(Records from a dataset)
::::

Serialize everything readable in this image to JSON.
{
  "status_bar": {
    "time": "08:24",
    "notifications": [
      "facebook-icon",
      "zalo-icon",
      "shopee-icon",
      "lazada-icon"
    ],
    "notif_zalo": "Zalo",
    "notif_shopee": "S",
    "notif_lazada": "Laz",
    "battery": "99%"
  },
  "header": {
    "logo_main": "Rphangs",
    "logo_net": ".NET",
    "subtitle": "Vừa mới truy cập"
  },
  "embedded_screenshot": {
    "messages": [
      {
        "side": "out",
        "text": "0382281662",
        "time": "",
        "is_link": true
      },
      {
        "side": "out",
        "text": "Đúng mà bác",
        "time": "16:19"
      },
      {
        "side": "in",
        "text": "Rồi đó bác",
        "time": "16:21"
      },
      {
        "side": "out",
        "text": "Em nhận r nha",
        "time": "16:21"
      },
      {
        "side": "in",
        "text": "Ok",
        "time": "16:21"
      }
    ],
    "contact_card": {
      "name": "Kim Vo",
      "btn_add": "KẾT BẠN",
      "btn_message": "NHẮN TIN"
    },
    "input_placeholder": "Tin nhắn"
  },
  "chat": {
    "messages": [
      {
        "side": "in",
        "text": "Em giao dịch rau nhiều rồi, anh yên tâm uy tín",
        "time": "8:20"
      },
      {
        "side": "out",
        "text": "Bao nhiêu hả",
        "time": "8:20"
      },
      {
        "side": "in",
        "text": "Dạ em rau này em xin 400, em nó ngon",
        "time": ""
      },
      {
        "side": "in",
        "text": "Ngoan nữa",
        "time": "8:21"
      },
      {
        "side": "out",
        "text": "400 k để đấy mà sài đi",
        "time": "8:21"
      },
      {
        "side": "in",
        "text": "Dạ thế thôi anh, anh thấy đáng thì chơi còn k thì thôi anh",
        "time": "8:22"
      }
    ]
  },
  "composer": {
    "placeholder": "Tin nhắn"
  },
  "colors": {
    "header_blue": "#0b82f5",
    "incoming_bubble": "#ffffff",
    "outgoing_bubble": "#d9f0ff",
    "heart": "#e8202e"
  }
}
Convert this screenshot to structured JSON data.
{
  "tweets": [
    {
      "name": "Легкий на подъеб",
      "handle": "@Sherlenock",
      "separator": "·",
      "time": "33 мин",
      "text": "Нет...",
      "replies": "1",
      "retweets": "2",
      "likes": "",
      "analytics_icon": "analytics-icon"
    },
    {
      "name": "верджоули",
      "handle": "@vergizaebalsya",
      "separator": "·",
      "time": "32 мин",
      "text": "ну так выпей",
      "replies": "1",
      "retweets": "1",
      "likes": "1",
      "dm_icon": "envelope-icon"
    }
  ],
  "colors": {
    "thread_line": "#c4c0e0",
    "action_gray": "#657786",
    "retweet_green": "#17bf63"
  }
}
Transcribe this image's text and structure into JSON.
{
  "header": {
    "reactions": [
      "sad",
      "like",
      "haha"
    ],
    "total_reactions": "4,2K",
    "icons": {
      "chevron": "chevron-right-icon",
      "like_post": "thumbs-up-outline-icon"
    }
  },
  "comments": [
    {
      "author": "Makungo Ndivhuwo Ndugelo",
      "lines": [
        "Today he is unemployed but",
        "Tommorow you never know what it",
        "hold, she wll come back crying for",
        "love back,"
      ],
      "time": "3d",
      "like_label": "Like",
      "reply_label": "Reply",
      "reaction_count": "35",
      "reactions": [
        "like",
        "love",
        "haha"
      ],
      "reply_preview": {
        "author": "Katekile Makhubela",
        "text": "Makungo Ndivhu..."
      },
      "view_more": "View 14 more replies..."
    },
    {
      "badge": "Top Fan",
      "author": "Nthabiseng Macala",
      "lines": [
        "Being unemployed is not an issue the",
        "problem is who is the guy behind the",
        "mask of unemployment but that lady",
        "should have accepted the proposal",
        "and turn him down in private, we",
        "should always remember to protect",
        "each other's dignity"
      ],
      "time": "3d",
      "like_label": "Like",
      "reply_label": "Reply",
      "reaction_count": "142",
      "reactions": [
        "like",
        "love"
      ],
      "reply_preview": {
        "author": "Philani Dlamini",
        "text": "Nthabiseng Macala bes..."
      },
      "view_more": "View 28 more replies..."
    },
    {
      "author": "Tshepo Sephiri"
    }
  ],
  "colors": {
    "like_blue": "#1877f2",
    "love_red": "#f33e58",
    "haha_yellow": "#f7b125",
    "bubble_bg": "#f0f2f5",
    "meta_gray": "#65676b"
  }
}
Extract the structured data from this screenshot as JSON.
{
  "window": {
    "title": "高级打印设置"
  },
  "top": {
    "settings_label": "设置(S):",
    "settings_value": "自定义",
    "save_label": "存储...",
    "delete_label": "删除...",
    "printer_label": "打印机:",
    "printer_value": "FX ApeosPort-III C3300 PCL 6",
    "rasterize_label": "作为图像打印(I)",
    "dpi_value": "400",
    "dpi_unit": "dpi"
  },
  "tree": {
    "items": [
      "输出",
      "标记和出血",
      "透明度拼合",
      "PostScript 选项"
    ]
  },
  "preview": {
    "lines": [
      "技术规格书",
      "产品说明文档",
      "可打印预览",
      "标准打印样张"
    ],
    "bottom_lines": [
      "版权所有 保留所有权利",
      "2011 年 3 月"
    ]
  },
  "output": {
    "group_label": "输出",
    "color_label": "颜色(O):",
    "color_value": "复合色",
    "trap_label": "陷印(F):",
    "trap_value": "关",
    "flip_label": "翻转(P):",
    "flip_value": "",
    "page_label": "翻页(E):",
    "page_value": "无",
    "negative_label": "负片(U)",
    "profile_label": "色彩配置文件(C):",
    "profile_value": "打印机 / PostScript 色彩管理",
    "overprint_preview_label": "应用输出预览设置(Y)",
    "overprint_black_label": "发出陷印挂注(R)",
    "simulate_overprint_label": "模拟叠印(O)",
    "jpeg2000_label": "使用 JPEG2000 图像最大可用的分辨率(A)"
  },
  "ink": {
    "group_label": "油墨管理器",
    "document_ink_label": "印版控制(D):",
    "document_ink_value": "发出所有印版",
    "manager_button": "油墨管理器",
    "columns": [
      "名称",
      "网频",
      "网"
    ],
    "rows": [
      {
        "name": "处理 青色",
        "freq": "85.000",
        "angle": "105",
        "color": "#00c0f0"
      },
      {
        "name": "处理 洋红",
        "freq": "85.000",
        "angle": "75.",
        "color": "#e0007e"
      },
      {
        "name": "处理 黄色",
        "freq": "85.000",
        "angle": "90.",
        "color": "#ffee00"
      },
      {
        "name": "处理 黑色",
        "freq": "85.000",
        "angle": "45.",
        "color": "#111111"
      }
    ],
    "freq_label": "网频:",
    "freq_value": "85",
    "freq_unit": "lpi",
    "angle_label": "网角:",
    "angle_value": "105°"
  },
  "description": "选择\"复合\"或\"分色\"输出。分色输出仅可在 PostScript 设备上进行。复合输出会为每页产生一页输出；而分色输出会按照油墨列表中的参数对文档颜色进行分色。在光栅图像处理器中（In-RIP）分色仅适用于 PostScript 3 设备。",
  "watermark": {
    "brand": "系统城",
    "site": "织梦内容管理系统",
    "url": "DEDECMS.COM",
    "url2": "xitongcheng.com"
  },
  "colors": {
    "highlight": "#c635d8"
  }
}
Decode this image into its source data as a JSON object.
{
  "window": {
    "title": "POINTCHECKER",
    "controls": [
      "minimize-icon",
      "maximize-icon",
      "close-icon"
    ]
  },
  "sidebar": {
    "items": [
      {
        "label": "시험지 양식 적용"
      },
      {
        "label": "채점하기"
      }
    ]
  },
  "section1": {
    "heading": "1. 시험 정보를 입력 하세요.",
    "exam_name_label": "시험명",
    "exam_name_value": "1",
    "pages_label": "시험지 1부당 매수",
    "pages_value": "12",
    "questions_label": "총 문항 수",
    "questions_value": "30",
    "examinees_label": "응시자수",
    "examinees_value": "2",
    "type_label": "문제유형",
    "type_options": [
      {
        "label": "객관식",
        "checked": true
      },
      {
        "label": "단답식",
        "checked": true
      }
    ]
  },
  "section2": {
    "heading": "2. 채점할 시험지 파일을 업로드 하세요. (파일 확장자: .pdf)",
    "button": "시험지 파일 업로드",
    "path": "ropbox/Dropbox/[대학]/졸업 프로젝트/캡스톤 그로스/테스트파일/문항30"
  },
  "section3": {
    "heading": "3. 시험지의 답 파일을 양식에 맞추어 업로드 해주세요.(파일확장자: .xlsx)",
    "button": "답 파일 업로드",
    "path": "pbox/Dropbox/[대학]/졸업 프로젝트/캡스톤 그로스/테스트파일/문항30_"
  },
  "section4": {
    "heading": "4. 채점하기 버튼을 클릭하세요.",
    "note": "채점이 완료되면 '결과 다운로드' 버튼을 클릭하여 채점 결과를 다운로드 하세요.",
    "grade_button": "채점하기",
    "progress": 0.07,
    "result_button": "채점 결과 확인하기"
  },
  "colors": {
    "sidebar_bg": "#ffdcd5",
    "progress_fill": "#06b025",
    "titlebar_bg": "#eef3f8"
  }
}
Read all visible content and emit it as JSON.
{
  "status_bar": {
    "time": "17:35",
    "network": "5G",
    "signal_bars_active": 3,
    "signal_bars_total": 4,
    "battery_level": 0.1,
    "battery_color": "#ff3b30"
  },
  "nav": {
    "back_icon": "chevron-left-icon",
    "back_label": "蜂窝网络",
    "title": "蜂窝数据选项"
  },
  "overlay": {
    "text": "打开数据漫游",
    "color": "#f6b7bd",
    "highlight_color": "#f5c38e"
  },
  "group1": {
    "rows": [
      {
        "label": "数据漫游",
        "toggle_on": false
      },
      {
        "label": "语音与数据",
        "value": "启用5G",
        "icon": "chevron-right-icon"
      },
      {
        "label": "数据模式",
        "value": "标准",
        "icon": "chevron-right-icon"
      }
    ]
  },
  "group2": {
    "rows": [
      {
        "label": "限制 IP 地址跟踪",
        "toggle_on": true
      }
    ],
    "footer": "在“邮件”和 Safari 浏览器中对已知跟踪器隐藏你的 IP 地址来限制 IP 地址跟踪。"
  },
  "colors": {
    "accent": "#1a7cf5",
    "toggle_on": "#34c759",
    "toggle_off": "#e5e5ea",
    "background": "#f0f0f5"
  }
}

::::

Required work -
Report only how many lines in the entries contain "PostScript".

Written reply -
3